In Iceland Arctic charr is mainly produced in landbased farms in specially designed ponds or basins that are completely separate from their surroundings. This means that any escapes from the farms cannot get into natural waters and endanger the wild population. In the event that a disease breaks out on the farm the pathogens remain isolated in the basin… particularly because the water that flows out of the basin is thoroughly processed and cleaned after use. Nearly all the big farms use ground water which is available in sufficient quantities in a lot of locations in Iceland. Although the water is slightly salty it is very good for Arctic charr farming because it is filtered by volcanic intrusive rock, it is crystal-clear and largely pathogen free. Apart from that, at a temperature of 5 to 6°C it is of an optimal temperature for the production of the cold-loving fish species. Occasionally spring water is also used but only by a few and usually smaller operations. Only one single company farms Arctic charr in floating net cages. This facility is in a bay on the northeast coast of the island, an isolated region with hardly any inhabitants. Depending on the temperature and other farming conditions the fishes need between 18 and 32 months to reach the desired marketable weight of between 300 grams and 2 kg.
In Iceland farm production of Arctic charr is based solely on artificially hatched fry. Modified light and temperature conditions enable the hatcheries to get the fishes to maturity and spawning outside of the regular spawning time, too, so that stocking material is available practically throughout the year. Mostly the young fishes remain in the hatcheries until they have reached a weight of 70 to 100g. The main producers of Arctic charr eggs in Iceland are Stofnfiskur and Holar University College that also runs regular farming programmes. They supply to a lot of Icelandic farming facilities in which the eggs are then hatched and the fry grown out in nurseries to a size suited to stocking. At present the production capacity of Icelandic Arctic charr aquaculture is probably already well over 3 million fry per year.
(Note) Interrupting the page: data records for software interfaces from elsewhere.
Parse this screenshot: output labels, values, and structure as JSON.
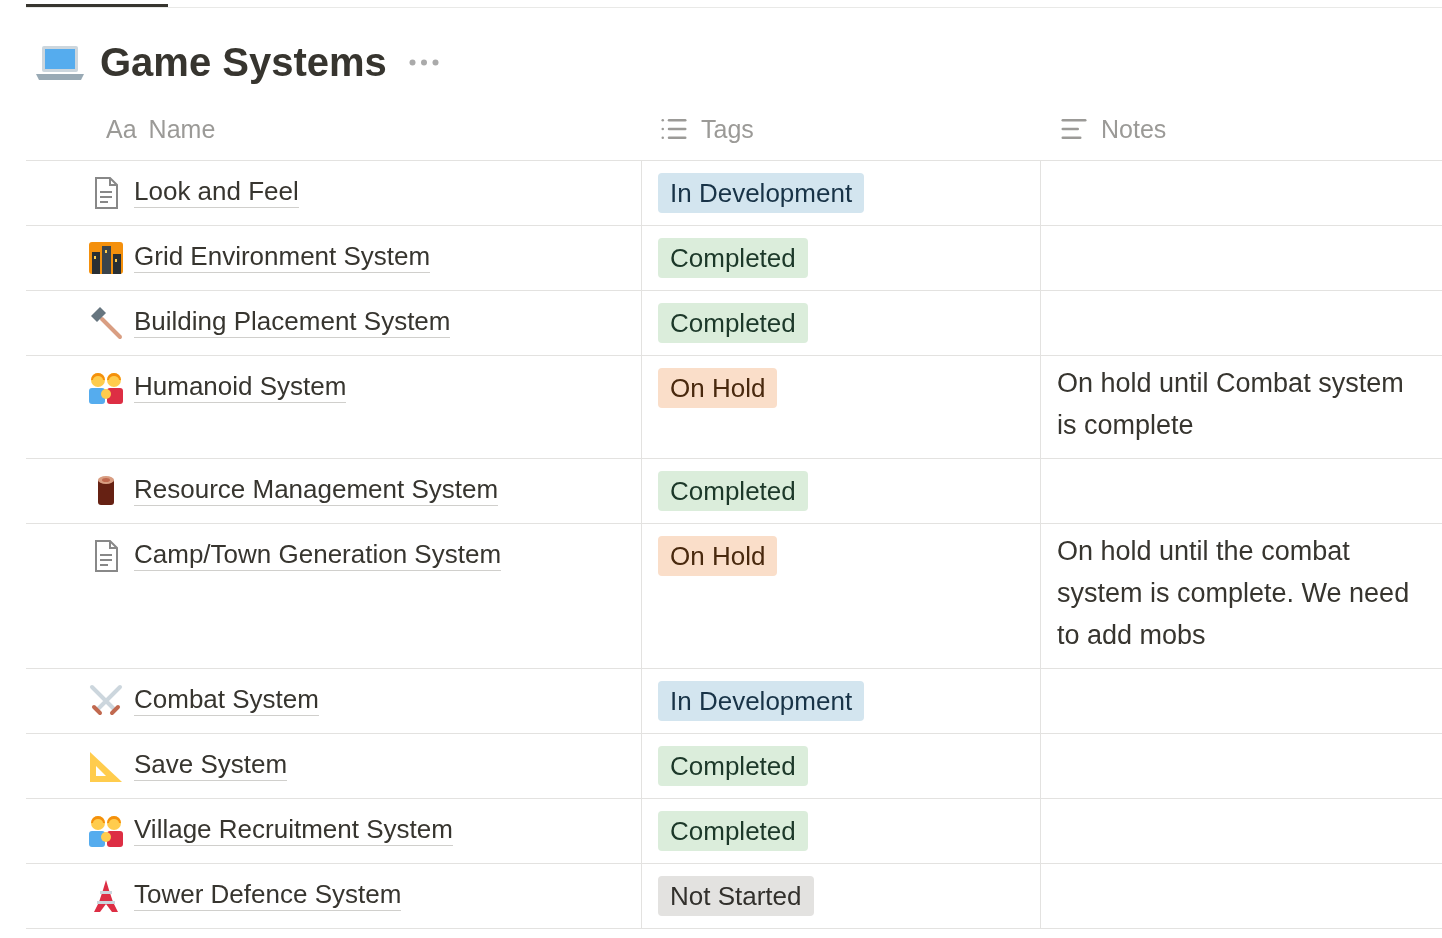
{
  "page": {
    "title": "Game Systems"
  },
  "columns": [
    {
      "kind": "name",
      "prefix": "Aa",
      "label": "Name"
    },
    {
      "kind": "tags",
      "label": "Tags"
    },
    {
      "kind": "notes",
      "label": "Notes"
    }
  ],
  "rows": [
    {
      "kind": "page",
      "name": "Look and Feel",
      "tag": {
        "label": "In Development",
        "color": "#d3e5ef"
      }
    },
    {
      "kind": "city",
      "name": "Grid Environment System",
      "tag": {
        "label": "Completed",
        "color": "#dbeddb"
      }
    },
    {
      "kind": "hammer",
      "name": "Building Placement System",
      "tag": {
        "label": "Completed",
        "color": "#dbeddb"
      }
    },
    {
      "kind": "people",
      "name": "Humanoid System",
      "tag": {
        "label": "On Hold",
        "color": "#fadec9"
      },
      "notes": "On hold until Combat system is complete"
    },
    {
      "kind": "log",
      "name": "Resource Management System",
      "tag": {
        "label": "Completed",
        "color": "#dbeddb"
      }
    },
    {
      "kind": "page",
      "name": "Camp/Town Generation System",
      "tag": {
        "label": "On Hold",
        "color": "#fadec9"
      },
      "notes": "On hold until the combat system is complete.  We need to add mobs"
    },
    {
      "kind": "swords",
      "name": "Combat System",
      "tag": {
        "label": "In Development",
        "color": "#d3e5ef"
      }
    },
    {
      "kind": "ruler",
      "name": "Save System",
      "tag": {
        "label": "Completed",
        "color": "#dbeddb"
      }
    },
    {
      "kind": "people",
      "name": "Village Recruitment System",
      "tag": {
        "label": "Completed",
        "color": "#dbeddb"
      }
    },
    {
      "kind": "tower",
      "name": "Tower Defence System",
      "tag": {
        "label": "Not Started",
        "color": "#e3e2e0"
      }
    }
  ]
}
Samherji, with its companies Islandsbleikja, Islandslax and Silfurstjarnan, is a vertically integrated enterprise that unites all stages of the production chain from hatching and outgrowing to harvesting, packaging and marketing. It is the biggest Arctic charr producer in Iceland and thus naturally worldwide. Before the fry go into the farms they are given a vaccination which makes the use of antibiotics and other medication unnecessary during the farming process. More than half of the protein in the feed is of marine origin (fish meal), other animal meals are not used. Prior to harvesting, the fishes are given no more feed for at least 4 days to improve the flavour and texture of the meat. Arctic charr is marketed either whole (gutted, head on) or in the form of fully trimmed fillets, both fresh and frozen. mk